1. Spend some time researching your audience and target them. When you're looking to target your ad don't just go by geographic area. Take some time to do some research on some of your existing audience's interests and likes. On Facebook you can target by general interests, things they've looked at on the web, and even other complimentary Facebook pages they've liked. Spending some time playing with the interest categories available for targeting can make a HUGE difference in your ad performance.

2. Pick the ultimate pic.  Ahh the ad image. This is always the most difficult (for many people) when designing an ad. The image is the first thing people will see when scrolling through their newsfeed so you want to make sure it not only makes sense with your content, but that it's attention grabbing as well. Find something with bright colors, interesting designs or a little bit of humor to ensure maximum results. And be sure to keep text to a minimum! While Facebook has loosened up a little on their restrictions, it will cost you more to run an ad with text in the image than one that doesn't have any. And be sure to keep it in the 1200 x 628 wide format so it fits the space nicely.

3. Start small with the budget. A lot of times people think the more money you throw behind an ad the better. However, recent studies have shown that dramatically increasing your budget will actually cause your Cost Per Click (CPC) to go up dramatically as well! Start your budget smaller (about $5 per day) and test it out over the course of a few days to see how it's working for you. Don't like what's happening? Go back and edit the image, text or both until you find the right mix. Happy with the results? Slowly increase your budget (No more that $5 per day) over time to increase the reach without increasing the CPC.

Changes are a-comin'
 
 

When it comes to Facebook, if you're a small business owner, you've probably noticed some changes in the past few months. Lately, it seems like it's been getting harder and harder to get anyone to see what you've posted. Looking at that little number underneath a post, it can be quite frustrating to see it equal to only a small percentage of those who actually like your page.
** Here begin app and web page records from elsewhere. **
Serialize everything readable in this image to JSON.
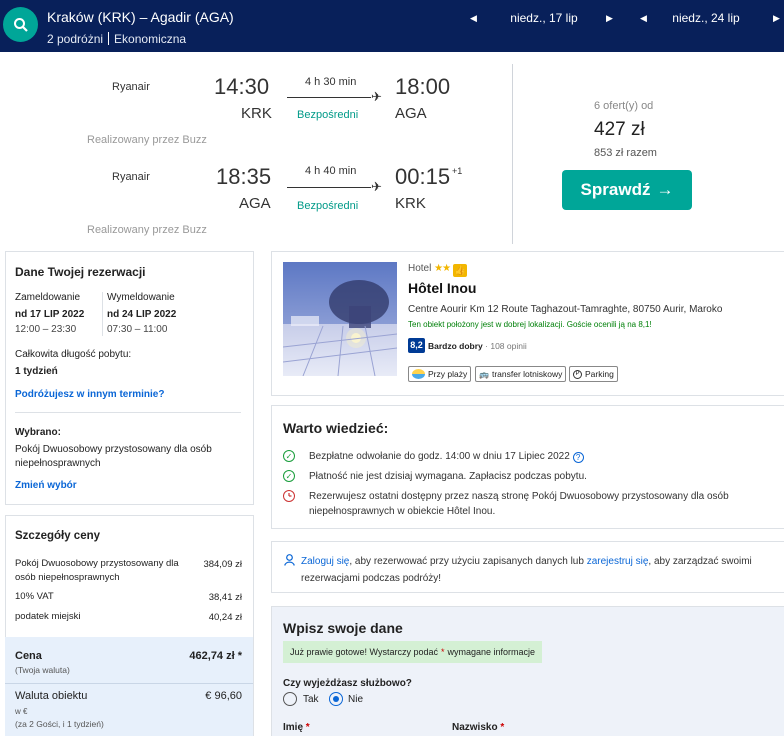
{
  "header": {
    "route": "Kraków (KRK) – Agadir (AGA)",
    "travellers": "2 podróżni",
    "cabin": "Ekonomiczna",
    "date_out": "niedz., 17 lip",
    "date_back": "niedz., 24 lip"
  },
  "flights": {
    "outbound": {
      "airline": "Ryanair",
      "dep_time": "14:30",
      "dep_code": "KRK",
      "duration": "4 h 30 min",
      "stops": "Bezpośredni",
      "arr_time": "18:00",
      "arr_code": "AGA",
      "operated": "Realizowany przez Buzz"
    },
    "inbound": {
      "airline": "Ryanair",
      "dep_time": "18:35",
      "dep_code": "AGA",
      "duration": "4 h 40 min",
      "stops": "Bezpośredni",
      "arr_time": "00:15",
      "arr_plus": "+1",
      "arr_code": "KRK",
      "operated": "Realizowany przez Buzz"
    },
    "offers": "6 ofert(y) od",
    "price": "427 zł",
    "total": "853 zł razem",
    "check_button": "Sprawdź"
  },
  "booking": {
    "title": "Dane Twojej rezerwacji",
    "checkin_label": "Zameldowanie",
    "checkin_date": "nd 17 LIP 2022",
    "checkin_time": "12:00 – 23:30",
    "checkout_label": "Wymeldowanie",
    "checkout_date": "nd 24 LIP 2022",
    "checkout_time": "07:30 – 11:00",
    "length_label": "Całkowita długość pobytu:",
    "length_value": "1 tydzień",
    "change_dates_link": "Podróżujesz w innym terminie?",
    "selected_label": "Wybrano:",
    "selected_value": "Pokój Dwuosobowy przystosowany dla osób niepełnosprawnych",
    "change_selection_link": "Zmień wybór"
  },
  "price_details": {
    "title": "Szczegóły ceny",
    "rows": [
      {
        "label": "Pokój Dwuosobowy przystosowany dla osób niepełnosprawnych",
        "value": "384,09 zł"
      },
      {
        "label": "10% VAT",
        "value": "38,41 zł"
      },
      {
        "label": "podatek miejski",
        "value": "40,24 zł"
      }
    ],
    "total_label": "Cena",
    "total_note": "(Twoja waluta)",
    "total_value": "462,74 zł *",
    "property_label": "Waluta obiektu",
    "property_note1": "w €",
    "property_note2": "(za 2 Gości, i 1 tydzień)",
    "property_value": "€ 96,60"
  },
  "hotel": {
    "type": "Hotel",
    "stars": "★★",
    "name": "Hôtel Inou",
    "address": "Centre Aourir Km 12 Route Taghazout-Tamraghte, 80750 Aurir, Maroko",
    "location_note": "Ten obiekt położony jest w dobrej lokalizacji. Goście ocenili ją na 8,1!",
    "score": "8,2",
    "score_label": "Bardzo dobry",
    "reviews": "· 108 opinii",
    "amenities": [
      "Przy plaży",
      "transfer lotniskowy",
      "Parking"
    ]
  },
  "good_to_know": {
    "title": "Warto wiedzieć:",
    "item1": "Bezpłatne odwołanie do godz. 14:00 w dniu 17 Lipiec 2022",
    "item2": "Płatność nie jest dzisiaj wymagana. Zapłacisz podczas pobytu.",
    "item3": "Rezerwujesz ostatni dostępny przez naszą stronę Pokój Dwuosobowy przystosowany dla osób niepełnosprawnych w obiekcie Hôtel Inou."
  },
  "signin": {
    "link1": "Zaloguj się",
    "text1": ", aby rezerwować przy użyciu zapisanych danych lub ",
    "link2": "zarejestruj się",
    "text2": ", aby zarządzać swoimi rezerwacjami podczas podróży!"
  },
  "form": {
    "title": "Wpisz swoje dane",
    "notice_pre": "Już prawie gotowe! Wystarczy podać",
    "notice_star": "*",
    "notice_post": "wymagane informacje",
    "business_q": "Czy wyjeżdżasz służbowo?",
    "yes": "Tak",
    "no": "Nie",
    "first_name": "Imię",
    "last_name": "Nazwisko",
    "req": "*"
  },
  "colors": {
    "header": "#08205a",
    "accent": "#00a698",
    "link": "#0a66d6"
  }
}
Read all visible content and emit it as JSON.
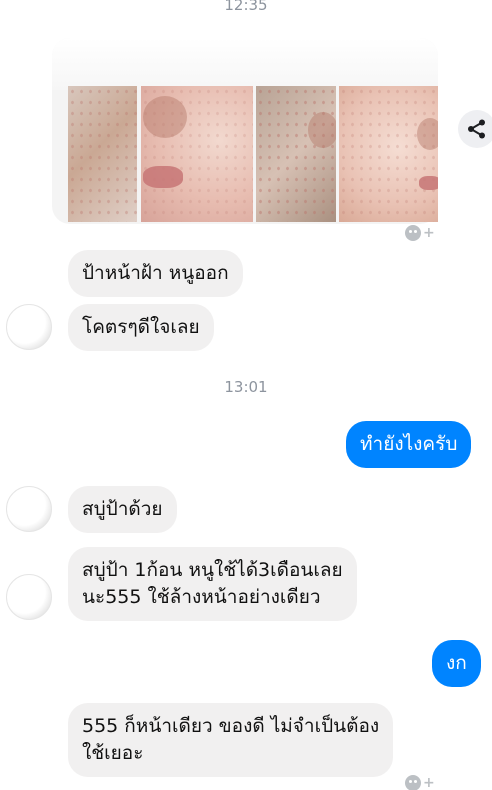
{
  "timestamps": {
    "top": "12:35",
    "middle": "13:01"
  },
  "photo_card": {
    "photo_count": 4
  },
  "icons": {
    "share": "share-icon",
    "react": "add-reaction-icon",
    "avatar": "contact-avatar"
  },
  "messages": [
    {
      "side": "in",
      "text": "ป้าหน้าฝ้า หนูออก"
    },
    {
      "side": "in",
      "text": "โคตรๆดีใจเลย"
    },
    {
      "side": "out",
      "text": "ทำยังไงครับ"
    },
    {
      "side": "in",
      "text": "สบู่ป้าด้วย"
    },
    {
      "side": "in",
      "text": "สบู่ป้า 1ก้อน หนูใช้ได้3เดือนเลย\nนะ555 ใช้ล้างหน้าอย่างเดียว"
    },
    {
      "side": "out",
      "text": "งก"
    },
    {
      "side": "in",
      "text": "555 ก็หน้าเดียว ของดี ไม่จำเป็นต้อง\nใช้เยอะ"
    }
  ],
  "colors": {
    "outgoing_bubble": "#0084ff",
    "incoming_bubble": "#f1f0f0",
    "timestamp": "#8d949e"
  }
}
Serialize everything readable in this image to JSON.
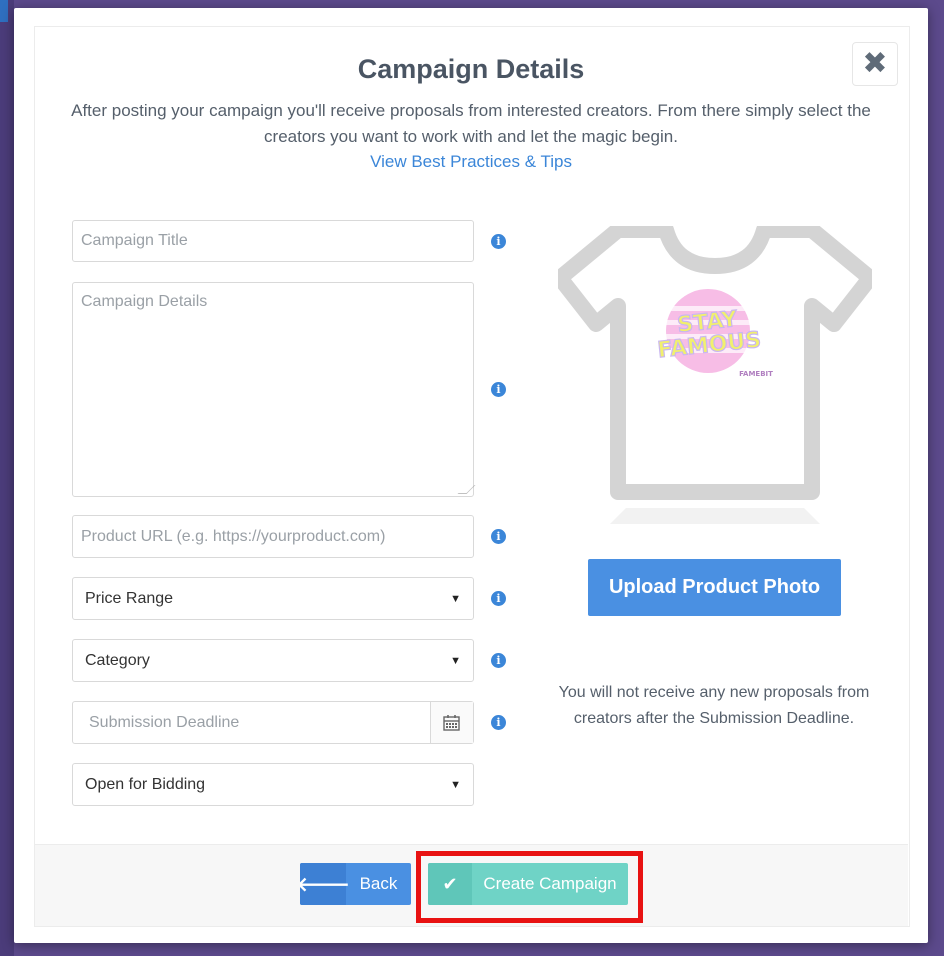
{
  "modal": {
    "title": "Campaign Details",
    "intro": "After posting your campaign you'll receive proposals from interested creators. From there simply select the creators you want to work with and let the magic begin.",
    "tips_link": "View Best Practices & Tips",
    "close_icon": "close-icon"
  },
  "form": {
    "campaign_title_placeholder": "Campaign Title",
    "campaign_details_placeholder": "Campaign Details",
    "product_url_placeholder": "Product URL (e.g. https://yourproduct.com)",
    "price_range": "Price Range",
    "category": "Category",
    "submission_deadline_placeholder": "Submission Deadline",
    "bidding_status": "Open for Bidding"
  },
  "preview": {
    "print_text_line1": "STAY",
    "print_text_line2": "FAMOUS",
    "print_brand": "FAMEBIT",
    "upload_label": "Upload Product Photo",
    "deadline_note": "You will not receive any new proposals from creators after the Submission Deadline."
  },
  "footer": {
    "back_label": "Back",
    "create_label": "Create Campaign"
  },
  "colors": {
    "primary": "#4a90e2",
    "success": "#6fd3c6",
    "highlight": "#e81212",
    "backdrop": "#5c4a8c"
  }
}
Well, things are about to get even harder in the world of social media. In a recent article, Facebook announced that beginning in mid-January, they are stepping up their efforts to block promotional posts from showing up in news feeds. For small businesses frustrated with the lack of organic reach, these changes seem to be rubbing salt in an already aggravated wound.

This leaves many owners and marketers scratching their heads, trying to figure out how to get their message out to the massives. While you are not going to get the reach you expected, Facebook can still be a useful outlet if utilized correctly.

To begin with, set your expectations for Facebook. No longer can you sell products, or drive significant traffic, by using your posts without paying to boost them. It's time to look at the site as a place to educate your customers and store information that potential consumers can view while researching you. Stay away from the advertising and focus instead on interesting facts, cool articles or fun pictures that will entertain viewers. Begin to utilize Facebook as more of a resource for customers looking for more information, as opposed to an advertising outlet (unless you're willing to pay, that is). 

When you do want to promote a sale or particular product, spending a couple extra dollars to promote the post can make all the difference in the world.

Learn more about the upcoming Facebook changes and how you can prepare for them here.